The need to act was highlighted in a recent congressional hearing in which Rep. Chris Smith noted the “apparent inability, perhaps even reluctance, of the Nigerian Federal Government under President Buhari to stop the violence, or to condemn the attacks”

Rep. Ron Estes further exposed the gravity of the situation on the ground, lamenting that “Sadly, Christians in Nigeria are under fire in what many are calling a genocide.”

The Economist magazine similarly concludes that the slaughter of Christians can be defined as the early signs of genocide: “Fighting in the Central African Republic was seen as the “early signs of genocide” by the UN in 2017. The term has also been applied to the bloodbath in South Sudan, the depredations of Bashar Assad in Syria and Islamist attacks on Christians in Nigeria’s middle belt.” This is the scale of the crisis.

As President Trump adopts a more muscular strategy for Africa, the warning from Reps. Estes and Smith, and others around the world, cannot be ignored. It is time for the U.S. government, and Secretary Pompeo, to classify Nigeria as a Country of Particular Concern.

Yet, a designation from America alone will not be enough. Nigerian Christians need action from President Buhari, who has the power, using the strength of the Nigerian military to end their suffering. Pressure from Washington D.C. is an essential step to accomplish this.

• Tamara Winter was born in Lagos, Nigeria, but now lives in Arlington, Va. She serves as the operations lead at the Center for Innovative Governance Research.

Here is the link and original source of the article which appeared in The Washington Times -

Caroline Cox ‘A Voice for the Voiceless’

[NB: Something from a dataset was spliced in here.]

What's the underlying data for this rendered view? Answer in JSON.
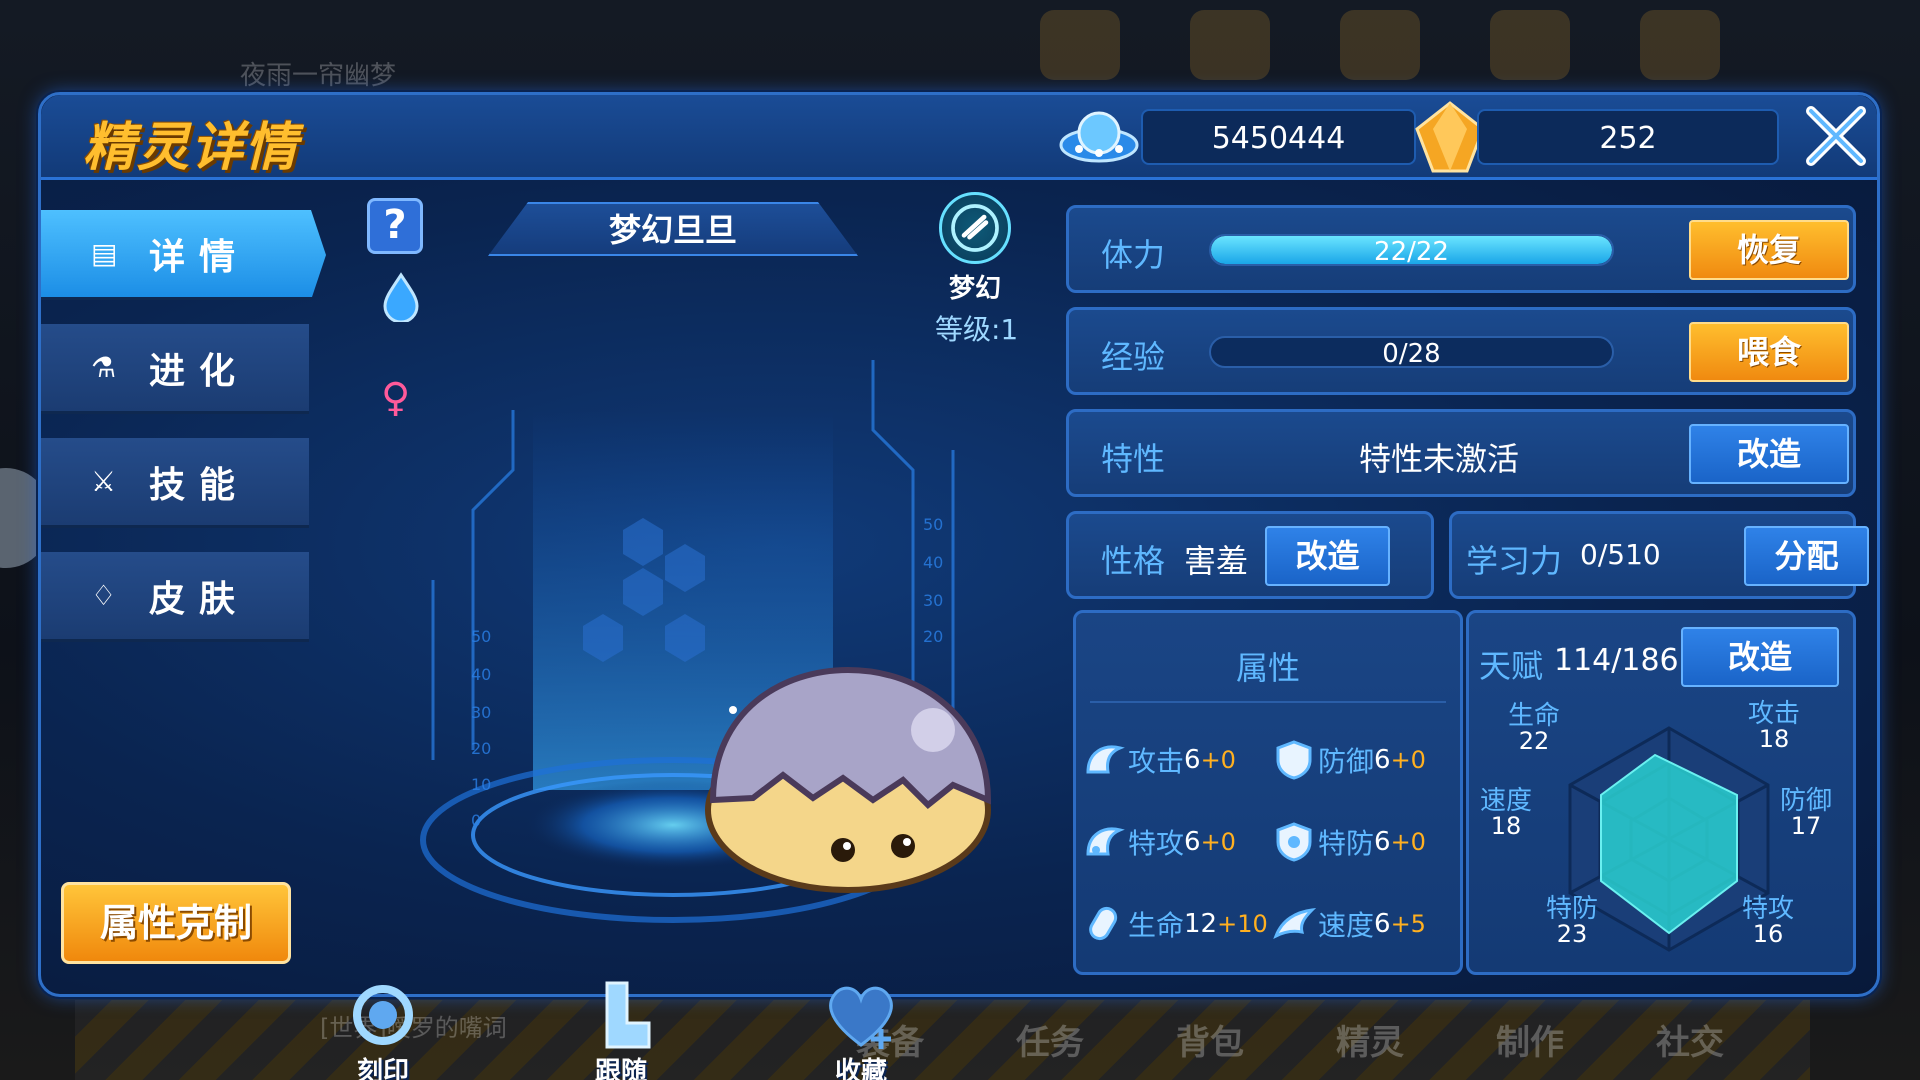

Caroline Cox 
Caroline Cox qualified as a nurse, graduated as a social scientist and was created a Life Peer in 1982 to the House of Lords in recognition of her battles for academic freedom. She uses her Parliamentary position to be ‘A Voice for the Voiceless’, for victims of oppression off the radar screen of international media in countries such as Sudan, Burma, northern Nigeria and Nagorno Karabakh. She also speaks for Muslim women suffering gender discrimination from the application of Sharia Law in the UK.

Baroness (Caroline) Cox has served as a Deputy Speaker of the House of Lords from 1985 to 2005. She was also a Baroness-in-Waiting to Queen Elizabeth II. Lady Cox now sits in the Lords as a crossbencher and is a frequent contributor to Lords debates on Sudan, India, Nigeria, Uganda, and Burma.

Lady Cox is also Founder and President of a charity called HART (Humanitarian Aid Relief Trust) and her ladyship works tirelessly and her humanitarian aid work has taken her on many missions to conflict zones, allowing her to obtain first hand evidence of the human rights violations and humanitarian needs. Areas traveled include the Armenian enclave of Nagorno Karabakh; Sudan; Nigeria; Uganda; the Karen; Karenni; Shan and Chin peoples in the jungles of Burma; and communities suffering from conflict in Indonesia. She has also visited North Korea helping to promote Parliamentary initiatives and medical programmes. Additionally Caroline has been instrumental in helping to change the former Soviet Union policies for orphaned and abandoned children from institutional to foster family care.